The Graving Dock
A floating coffin draws Brooklyn homicide detective Jack Leightner into a murder investigation in hidden parts of New York Harbor and the old Brooklyn Navy Yard in this second novel in Edgar Award finalist Gabriel Cohen’s acclaimed crime series.
At a bed and breakfast in upstate New York, Brooklyn homicide detective Jack Leightner is doing his best to propose to his girlfriend. When the hotel staff loses the engagement ring, romance is put on hold and Leightner returns to Brooklyn to tangle once more with death. A boy has been found floating by the Red Hook pier in a handmade coffin that suggests a burial at sea. But when a second victim turns up, Leightner senses a vile pattern.
The last time he worked Red Hook, the old waterfront was a ghost town. Now, gentrification is reshaping the quiet cobblestoned streets, with big-box stores and condos being built where longshoremen once lived, worked, loved, and died. But even in this shiny new Brooklyn, Leightner knows, there are corners where darkness reigns.
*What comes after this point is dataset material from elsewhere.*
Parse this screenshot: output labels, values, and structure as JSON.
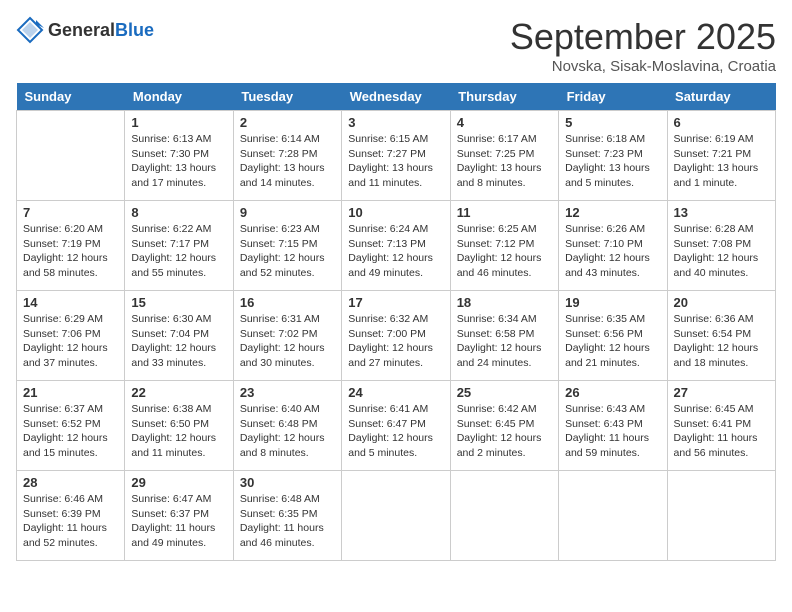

The Graving Dock is the 2nd book in the Jack Leightner Crime Novels, but you may enjoy reading the series in any order.
Death and recovery consume Det. Jack Leightner in his second appearance and validate the praise Cohen received for Red Hook (2001). Winter is settling over New York harbor and a small coffin containing the body of a boy floats off a Red Hook pier. The box was assembled without nails and the corpse treated carefully. But by whom? Jack is temporarily assigned to his old Brooklyn neighborhood, once the hub of a thriving shipping industry, now decrepit but on the brink of gentrification. Tommy Balfa, the other officer on the case, leaves Jack alone except for favors he can call in. Oddly, Jack welcomes this challenge as a distraction from personal problems such as his repeated failure to propose to his magnificent girlfriend, even though working in Red Hook brings up his guilt over his brother's death when they were kids on the streets. Cohen offers not just a mystery but a satisfying elegy for vanished ways of life.